“After waiting three hours on live chat with British Airways, [the man] proposed a trip on Saturday evening with a layover in Barcelona, and then on to Doha! We were finally successful in finding a flight to Manchester on Thursday at 3 am, but we had to foot the bill for it ourselves.
“We’ve had no choice but to book back into a hotel and [try to] claim it back through BA expenses, as well as miss work for the rest of the week,” he said.
Rob, who manages two gyms, claims that he spent approximately $1,000 on hotels, $250 on new flights, and that he will lose two days’ worth of income from his profession as a personal trainer as a result of his recent travel plans.
He claims that British Airways assured him that he would not have any trouble getting reimbursed, but since he cannot claim it back until the conclusion of the stay, he is still required to pay for it out of his own pocket at this time.
“You budget for a vacation, and this just can’t be reasonably accepted with no help from the airline other than ‘keep your receipts,'” said Rob. “This just can’t be reasonably accepted.”
According to BA, passengers are eligible to receive between £200 and £250 per night for accommodation expenses and between £25 and £35 per person, per meal.
The company Nats received data that it was unable to process, which resulted in a portion of its system malfunctioning, which caused the turmoil that was experienced by thousands of travelers in the United Kingdom.
The National Air Traffic Services (NATS) is responsible for the control of the majority of aircraft in UK airspace and processes millions of flight plans annually. The failure forced National Aeronautics and Space Administration to switch to a manual system, which reduced the number of flights that could be processed, resulting in a significant backlog.
People traveling on many flights to, from, or within the United Kingdom have legal rights, according to the Civil Aviation Authority (CAA), which serves as the industry’s regulatory body and watchdog.
In the event that a passenger’s flight is cancelled, the airline is obligated to provide them with the option of either receiving a refund or taking another aircraft to their final destination.
People have the right to be rebooked into an alternate method of transportation if there is another airline that flies to their destination much sooner, or if there are other suitable modes of transportation that are available.
According to Rory Boland, the travel editor at consumer organization Which?, who spoke with the BBC, those who had booked other forms of transportation as a result of there being no available flights are eligible to submit claims for reimbursement of their fees.
“The airlines cannot claim an extraordinary circumstance forever,” he remarked. “It would be impossible.”
Mr. Boland noted that “nobody should be waiting a week for a replacement flight” in reference to the experiences of the Bakers and other families. According to the legislation, airlines are obligated to offer alternatives “at the earliest possibility.”
“Waiting a week is never going to be the earliest opportunity,” Mr. Boland said.
Rob Bishton, the joint acting chief executive of the CAA, stated on Wednesday that customers should make sure that their claims are not “excessive” and that they should maintain every receipt if they had to pay for their own food costs and accommodation.
He stated that the organization was collaborating with airlines to ensure that clients were not provided with inaccurate information of any kind.
The Civil Aviation Authority (CAA) recommends that individuals do not spend more money than is “reasonable” for costs that were incurred as a direct result of canceled flights.

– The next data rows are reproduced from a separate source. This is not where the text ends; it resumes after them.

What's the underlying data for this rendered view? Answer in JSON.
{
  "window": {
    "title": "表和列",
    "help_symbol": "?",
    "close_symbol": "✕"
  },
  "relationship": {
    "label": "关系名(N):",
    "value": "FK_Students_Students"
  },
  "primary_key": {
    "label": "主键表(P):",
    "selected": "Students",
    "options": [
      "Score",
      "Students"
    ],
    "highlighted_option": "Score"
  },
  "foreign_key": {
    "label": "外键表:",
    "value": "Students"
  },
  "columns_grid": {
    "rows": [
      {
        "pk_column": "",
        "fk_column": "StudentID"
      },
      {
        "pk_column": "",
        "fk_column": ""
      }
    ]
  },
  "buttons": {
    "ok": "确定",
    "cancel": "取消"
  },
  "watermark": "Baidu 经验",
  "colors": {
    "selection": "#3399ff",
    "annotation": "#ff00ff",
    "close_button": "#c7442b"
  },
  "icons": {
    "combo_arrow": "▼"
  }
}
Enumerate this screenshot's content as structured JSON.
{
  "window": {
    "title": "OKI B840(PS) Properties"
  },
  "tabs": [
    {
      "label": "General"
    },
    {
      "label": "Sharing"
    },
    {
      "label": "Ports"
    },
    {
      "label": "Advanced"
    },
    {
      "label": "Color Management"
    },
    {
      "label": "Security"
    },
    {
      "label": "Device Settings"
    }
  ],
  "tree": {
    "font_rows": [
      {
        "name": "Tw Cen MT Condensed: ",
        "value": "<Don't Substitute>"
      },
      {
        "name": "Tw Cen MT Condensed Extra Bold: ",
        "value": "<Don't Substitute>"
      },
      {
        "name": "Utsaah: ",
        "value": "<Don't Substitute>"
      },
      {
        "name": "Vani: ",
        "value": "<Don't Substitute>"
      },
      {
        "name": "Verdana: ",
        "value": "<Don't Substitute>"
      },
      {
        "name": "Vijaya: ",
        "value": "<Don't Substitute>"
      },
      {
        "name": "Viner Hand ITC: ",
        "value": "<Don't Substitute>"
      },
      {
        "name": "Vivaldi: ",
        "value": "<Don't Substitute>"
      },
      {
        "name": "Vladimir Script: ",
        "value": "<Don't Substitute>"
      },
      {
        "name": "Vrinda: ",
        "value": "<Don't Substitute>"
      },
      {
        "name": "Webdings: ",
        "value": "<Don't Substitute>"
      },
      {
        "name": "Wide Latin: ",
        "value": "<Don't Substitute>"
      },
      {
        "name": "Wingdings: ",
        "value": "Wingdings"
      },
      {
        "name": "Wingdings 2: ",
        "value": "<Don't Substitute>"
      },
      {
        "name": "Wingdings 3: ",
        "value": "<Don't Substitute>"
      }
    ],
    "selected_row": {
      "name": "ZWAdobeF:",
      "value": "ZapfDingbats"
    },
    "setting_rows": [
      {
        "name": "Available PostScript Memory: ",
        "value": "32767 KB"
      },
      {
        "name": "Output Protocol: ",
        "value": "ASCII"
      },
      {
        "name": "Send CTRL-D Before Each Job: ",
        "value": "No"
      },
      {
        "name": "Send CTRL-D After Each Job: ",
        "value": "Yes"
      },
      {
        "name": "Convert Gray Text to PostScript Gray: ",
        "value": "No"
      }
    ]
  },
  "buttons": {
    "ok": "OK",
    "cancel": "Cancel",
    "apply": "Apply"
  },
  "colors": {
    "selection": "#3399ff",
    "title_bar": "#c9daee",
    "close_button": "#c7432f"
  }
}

In addition to this, it states that it anticipates airlines to reply to claims for reimbursement within a “reasonable” amount of time.
Although passengers should be able to file claims for their expenses, it is unclear that they will be eligible for additional compensation because the delay was not the result of any action taken by the airlines.